Miranda - Cor Character Concept
Character sketches for Cor from Miranda – A Steampunk Opera

The unique format for this production of Miranda builds on years worth of experiments in real-time motion capture and live music performance featured at LUMA in seasons past. When COVID brought the performing arts economy to a grinding halt in early 2020, the team behind LUMA immediately realized how they could give back to their creative partners who had helped launch the festival; they set out to develop a new set of tools for the presentation of art online–tools that would catapult its users beyond the restrictions of ‘Zoom theater’.

Miranda will bring online audiences face-to-face with a motley cast of would-be murderers–highly detailed 3D avatars controlled in real time by studio actors located in Binghamton, NY. The format was conceived by LUMA co-founder Joshua Bernard Ludzki, whose fascination with well-crafted immersive theater made him wonder if the same level of intimacy could be produced remotely via VR. As with all live theater, each performance of Miranda will be unique, leveraging low-latency streaming and studio-quality codecs to ensure a nuanced experience. In contrast to live theater, every viewer will have a premium seat as they watch with only a few other audience members inside one of several hundred ‘virtual rows.’

Core's Office (Concept Drawing)
Cor’s Office (Concept Drawing) by Diego Matias

Enhance VR and LUMA are developing completely original software for Miranda, leveraging industry standard gaming frameworks like Unity in compelling new ways. The network and synchronization backend will be provided by Photon. Miranda’s VR edition is designed for the HTC Vive or Oculus Rift headsets.

Miranda: A Steam Punk VR Experience will play 12 performances over the course of three nights in September 2020.

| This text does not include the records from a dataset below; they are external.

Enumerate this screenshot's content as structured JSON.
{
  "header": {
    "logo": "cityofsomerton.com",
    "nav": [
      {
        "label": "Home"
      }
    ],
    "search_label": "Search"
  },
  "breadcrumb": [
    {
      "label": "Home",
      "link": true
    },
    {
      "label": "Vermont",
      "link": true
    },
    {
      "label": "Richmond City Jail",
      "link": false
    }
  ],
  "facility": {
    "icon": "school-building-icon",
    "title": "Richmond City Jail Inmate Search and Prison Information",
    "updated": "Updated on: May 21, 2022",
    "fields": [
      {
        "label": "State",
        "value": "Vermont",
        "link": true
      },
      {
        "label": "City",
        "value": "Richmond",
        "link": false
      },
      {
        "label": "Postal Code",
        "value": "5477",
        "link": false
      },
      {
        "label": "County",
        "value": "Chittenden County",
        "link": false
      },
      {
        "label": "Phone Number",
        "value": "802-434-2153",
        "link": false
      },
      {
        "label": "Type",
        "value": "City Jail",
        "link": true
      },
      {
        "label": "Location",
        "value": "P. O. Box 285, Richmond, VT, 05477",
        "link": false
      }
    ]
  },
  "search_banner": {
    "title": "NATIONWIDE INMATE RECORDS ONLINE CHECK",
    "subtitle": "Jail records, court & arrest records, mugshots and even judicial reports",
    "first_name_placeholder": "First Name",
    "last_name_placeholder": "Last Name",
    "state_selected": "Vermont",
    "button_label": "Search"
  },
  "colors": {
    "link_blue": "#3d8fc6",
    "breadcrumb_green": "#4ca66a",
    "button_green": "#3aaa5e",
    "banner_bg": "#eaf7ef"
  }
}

The Waiting Room
Courthouse Waiting Room (Drawing by Diego Matias) – The Miranda production team borrowed common VR gaming devices like the ‘title screen lobby’ to build its audience experience.